**What is required**
All lines holding the word "Arial" should be located in the records and copied.
*** Opening of Material to process ***
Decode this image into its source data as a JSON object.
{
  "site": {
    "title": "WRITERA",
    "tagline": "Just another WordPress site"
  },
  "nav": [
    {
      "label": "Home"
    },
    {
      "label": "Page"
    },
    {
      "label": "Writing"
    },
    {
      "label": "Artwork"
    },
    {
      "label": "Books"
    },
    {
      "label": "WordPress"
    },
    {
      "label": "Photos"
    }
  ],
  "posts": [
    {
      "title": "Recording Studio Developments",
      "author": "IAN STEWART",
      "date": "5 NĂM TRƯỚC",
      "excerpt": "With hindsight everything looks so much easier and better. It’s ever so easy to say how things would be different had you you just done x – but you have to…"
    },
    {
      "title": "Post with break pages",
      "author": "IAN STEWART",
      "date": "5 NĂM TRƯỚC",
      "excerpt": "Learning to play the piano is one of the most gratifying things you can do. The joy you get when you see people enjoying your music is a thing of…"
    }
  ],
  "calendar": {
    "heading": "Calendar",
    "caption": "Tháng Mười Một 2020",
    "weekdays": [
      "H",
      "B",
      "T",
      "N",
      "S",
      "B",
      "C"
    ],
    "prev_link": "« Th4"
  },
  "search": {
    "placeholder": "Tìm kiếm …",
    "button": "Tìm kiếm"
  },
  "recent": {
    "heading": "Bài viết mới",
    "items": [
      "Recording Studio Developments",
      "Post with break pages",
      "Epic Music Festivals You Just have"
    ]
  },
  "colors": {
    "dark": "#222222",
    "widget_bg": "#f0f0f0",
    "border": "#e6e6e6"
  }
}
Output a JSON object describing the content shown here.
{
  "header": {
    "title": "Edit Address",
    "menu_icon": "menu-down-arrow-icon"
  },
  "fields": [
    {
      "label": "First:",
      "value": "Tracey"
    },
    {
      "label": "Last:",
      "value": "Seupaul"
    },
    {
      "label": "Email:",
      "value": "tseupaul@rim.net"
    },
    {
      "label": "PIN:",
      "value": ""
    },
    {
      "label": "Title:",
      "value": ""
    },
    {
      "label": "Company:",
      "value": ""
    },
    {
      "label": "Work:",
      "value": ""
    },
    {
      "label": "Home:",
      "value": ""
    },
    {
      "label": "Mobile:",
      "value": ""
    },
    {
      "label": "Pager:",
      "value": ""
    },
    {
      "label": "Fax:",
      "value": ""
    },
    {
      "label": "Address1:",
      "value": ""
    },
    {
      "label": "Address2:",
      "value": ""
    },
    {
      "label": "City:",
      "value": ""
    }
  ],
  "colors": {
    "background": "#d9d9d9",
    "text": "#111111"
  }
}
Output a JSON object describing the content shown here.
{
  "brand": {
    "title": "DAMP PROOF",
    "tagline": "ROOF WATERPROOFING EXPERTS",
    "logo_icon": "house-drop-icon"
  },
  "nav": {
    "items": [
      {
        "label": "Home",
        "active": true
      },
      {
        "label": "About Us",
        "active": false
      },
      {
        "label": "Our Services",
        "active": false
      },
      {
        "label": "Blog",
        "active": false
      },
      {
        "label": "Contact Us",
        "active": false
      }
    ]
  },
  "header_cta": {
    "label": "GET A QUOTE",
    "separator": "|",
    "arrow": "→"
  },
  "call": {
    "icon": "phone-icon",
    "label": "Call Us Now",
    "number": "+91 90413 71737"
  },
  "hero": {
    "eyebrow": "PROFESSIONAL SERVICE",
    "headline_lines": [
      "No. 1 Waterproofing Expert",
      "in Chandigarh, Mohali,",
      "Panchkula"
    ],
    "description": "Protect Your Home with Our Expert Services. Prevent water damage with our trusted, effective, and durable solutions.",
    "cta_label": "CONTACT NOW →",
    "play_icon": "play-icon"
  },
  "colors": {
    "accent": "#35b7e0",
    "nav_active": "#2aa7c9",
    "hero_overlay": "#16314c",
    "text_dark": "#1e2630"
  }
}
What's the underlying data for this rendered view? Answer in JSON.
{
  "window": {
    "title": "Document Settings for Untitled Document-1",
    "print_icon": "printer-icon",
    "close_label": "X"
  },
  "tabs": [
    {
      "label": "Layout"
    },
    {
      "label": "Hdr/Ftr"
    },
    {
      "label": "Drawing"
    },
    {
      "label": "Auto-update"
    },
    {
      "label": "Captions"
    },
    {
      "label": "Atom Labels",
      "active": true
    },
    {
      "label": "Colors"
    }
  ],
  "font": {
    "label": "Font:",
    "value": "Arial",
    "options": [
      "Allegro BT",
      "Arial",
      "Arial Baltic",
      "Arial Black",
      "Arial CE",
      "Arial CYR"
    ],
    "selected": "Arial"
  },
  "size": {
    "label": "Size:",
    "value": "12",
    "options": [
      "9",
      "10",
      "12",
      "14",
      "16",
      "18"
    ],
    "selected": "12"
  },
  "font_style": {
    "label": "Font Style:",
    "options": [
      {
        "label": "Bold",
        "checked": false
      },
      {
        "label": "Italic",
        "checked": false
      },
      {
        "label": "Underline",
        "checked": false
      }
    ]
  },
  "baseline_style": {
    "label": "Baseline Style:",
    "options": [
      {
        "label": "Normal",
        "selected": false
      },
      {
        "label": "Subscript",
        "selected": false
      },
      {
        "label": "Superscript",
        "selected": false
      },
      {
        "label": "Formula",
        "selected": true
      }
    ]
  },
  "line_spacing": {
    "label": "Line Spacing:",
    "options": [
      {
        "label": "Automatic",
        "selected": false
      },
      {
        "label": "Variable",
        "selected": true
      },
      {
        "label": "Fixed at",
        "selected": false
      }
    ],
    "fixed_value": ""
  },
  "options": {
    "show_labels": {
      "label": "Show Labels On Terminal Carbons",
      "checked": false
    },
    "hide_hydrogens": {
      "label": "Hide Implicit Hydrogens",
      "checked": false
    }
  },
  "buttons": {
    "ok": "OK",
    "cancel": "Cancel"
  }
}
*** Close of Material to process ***
**Answer space**
    "value": "Arial",
      "Arial",
      "Arial Baltic",
      "Arial Black",
      "Arial CE",
      "Arial CYR"
    "selected": "Arial"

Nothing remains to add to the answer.